**Exercise aim**
Report every line of the data that includes "your".

**Material shown**
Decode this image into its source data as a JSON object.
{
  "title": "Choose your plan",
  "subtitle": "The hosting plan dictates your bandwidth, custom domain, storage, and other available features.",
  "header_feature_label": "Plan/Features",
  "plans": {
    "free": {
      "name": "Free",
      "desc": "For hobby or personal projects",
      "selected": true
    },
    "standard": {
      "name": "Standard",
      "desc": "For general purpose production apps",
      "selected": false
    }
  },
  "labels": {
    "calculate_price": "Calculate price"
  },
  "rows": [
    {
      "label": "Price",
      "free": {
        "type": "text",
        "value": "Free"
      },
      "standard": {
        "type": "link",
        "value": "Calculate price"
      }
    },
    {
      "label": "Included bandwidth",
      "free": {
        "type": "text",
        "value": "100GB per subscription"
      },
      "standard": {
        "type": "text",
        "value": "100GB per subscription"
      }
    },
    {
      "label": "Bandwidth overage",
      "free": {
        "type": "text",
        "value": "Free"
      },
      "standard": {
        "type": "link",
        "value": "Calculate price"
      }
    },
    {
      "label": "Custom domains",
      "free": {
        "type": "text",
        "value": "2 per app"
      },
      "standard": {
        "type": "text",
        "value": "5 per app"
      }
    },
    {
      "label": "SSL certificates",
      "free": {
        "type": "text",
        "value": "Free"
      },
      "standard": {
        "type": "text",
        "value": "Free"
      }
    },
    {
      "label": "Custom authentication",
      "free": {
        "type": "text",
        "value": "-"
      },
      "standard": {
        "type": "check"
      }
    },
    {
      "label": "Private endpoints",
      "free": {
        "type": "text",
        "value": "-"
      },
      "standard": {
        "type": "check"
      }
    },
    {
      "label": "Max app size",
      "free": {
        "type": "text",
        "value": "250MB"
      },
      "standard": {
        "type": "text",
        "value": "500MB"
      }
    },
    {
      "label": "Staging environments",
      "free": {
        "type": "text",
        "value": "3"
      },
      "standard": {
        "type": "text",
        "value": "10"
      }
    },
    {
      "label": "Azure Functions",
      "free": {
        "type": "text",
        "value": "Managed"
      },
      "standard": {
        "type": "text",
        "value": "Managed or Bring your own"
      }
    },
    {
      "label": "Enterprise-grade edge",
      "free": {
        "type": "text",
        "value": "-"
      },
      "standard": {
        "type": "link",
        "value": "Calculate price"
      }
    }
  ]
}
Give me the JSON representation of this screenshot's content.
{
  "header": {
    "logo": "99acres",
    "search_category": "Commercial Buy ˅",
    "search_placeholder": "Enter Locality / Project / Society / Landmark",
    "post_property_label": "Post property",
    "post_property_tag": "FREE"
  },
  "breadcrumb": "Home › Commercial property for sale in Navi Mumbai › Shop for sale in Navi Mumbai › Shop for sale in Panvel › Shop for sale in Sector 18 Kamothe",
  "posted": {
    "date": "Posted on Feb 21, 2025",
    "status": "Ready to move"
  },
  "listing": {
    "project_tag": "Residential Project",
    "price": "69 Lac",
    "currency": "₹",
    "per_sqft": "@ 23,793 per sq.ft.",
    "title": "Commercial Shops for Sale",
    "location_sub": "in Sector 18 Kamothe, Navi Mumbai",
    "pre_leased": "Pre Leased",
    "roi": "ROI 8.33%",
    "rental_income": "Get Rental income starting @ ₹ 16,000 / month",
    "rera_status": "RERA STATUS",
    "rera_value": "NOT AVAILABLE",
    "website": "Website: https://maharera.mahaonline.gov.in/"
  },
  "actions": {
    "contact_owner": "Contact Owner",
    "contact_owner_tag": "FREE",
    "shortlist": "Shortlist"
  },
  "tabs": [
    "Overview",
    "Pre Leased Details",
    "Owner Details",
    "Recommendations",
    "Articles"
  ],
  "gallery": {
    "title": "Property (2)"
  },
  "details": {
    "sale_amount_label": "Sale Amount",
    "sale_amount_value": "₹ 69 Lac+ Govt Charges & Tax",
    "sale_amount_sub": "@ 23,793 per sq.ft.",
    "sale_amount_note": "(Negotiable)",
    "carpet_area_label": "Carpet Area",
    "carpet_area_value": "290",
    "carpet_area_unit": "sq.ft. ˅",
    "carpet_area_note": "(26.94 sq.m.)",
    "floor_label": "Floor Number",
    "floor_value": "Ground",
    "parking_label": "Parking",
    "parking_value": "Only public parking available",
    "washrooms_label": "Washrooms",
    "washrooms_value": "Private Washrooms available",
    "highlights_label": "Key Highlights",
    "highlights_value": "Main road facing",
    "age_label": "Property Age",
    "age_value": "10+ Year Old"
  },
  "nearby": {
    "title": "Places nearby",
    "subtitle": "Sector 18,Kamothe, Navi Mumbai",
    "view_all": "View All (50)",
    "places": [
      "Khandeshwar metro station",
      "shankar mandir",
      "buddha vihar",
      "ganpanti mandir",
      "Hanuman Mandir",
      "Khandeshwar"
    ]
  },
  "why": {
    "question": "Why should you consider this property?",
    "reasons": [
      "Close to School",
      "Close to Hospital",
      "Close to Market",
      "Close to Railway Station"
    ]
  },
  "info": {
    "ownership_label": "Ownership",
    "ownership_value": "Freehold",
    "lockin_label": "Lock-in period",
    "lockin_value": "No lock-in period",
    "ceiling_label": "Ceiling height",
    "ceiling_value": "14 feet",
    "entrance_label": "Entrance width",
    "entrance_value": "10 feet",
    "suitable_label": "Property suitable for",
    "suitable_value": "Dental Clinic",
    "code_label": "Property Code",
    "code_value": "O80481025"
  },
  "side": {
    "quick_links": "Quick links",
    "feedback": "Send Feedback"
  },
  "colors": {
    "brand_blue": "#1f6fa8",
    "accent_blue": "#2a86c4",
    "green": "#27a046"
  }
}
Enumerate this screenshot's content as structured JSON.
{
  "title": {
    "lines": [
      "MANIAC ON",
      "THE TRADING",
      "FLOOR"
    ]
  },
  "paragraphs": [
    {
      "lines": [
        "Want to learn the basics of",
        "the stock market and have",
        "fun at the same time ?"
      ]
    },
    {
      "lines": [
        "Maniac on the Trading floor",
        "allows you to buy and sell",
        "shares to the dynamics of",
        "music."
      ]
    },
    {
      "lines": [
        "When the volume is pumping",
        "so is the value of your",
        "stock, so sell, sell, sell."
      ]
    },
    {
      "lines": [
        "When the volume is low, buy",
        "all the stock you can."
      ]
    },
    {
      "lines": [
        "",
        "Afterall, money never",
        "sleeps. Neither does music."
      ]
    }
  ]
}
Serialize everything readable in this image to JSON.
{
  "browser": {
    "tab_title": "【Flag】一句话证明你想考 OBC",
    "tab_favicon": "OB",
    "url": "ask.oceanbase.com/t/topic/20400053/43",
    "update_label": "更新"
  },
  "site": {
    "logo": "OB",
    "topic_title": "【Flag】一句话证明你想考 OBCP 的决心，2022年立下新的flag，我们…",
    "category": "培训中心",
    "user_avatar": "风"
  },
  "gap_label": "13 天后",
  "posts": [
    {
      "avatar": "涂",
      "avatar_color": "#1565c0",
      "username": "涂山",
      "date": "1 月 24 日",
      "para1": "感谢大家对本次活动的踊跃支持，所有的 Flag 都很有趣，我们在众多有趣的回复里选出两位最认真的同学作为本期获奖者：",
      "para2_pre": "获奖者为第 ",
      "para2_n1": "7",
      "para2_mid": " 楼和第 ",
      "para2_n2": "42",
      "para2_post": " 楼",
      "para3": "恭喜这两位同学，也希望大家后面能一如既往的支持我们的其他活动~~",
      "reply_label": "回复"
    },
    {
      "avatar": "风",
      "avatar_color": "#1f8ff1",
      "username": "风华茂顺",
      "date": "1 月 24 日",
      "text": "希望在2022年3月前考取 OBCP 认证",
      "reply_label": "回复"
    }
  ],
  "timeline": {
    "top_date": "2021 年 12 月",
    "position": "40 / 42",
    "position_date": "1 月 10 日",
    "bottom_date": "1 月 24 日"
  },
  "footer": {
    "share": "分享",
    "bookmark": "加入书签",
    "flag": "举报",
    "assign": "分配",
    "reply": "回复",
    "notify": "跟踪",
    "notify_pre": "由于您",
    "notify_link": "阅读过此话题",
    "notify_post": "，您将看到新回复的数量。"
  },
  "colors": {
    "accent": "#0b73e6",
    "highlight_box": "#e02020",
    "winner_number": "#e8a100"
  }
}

**Task result**
  "title": "Choose your plan",
  "subtitle": "The hosting plan dictates your bandwidth, custom domain, storage, and other available features.",
        "value": "Managed or Bring your own"
        "so is the value of your",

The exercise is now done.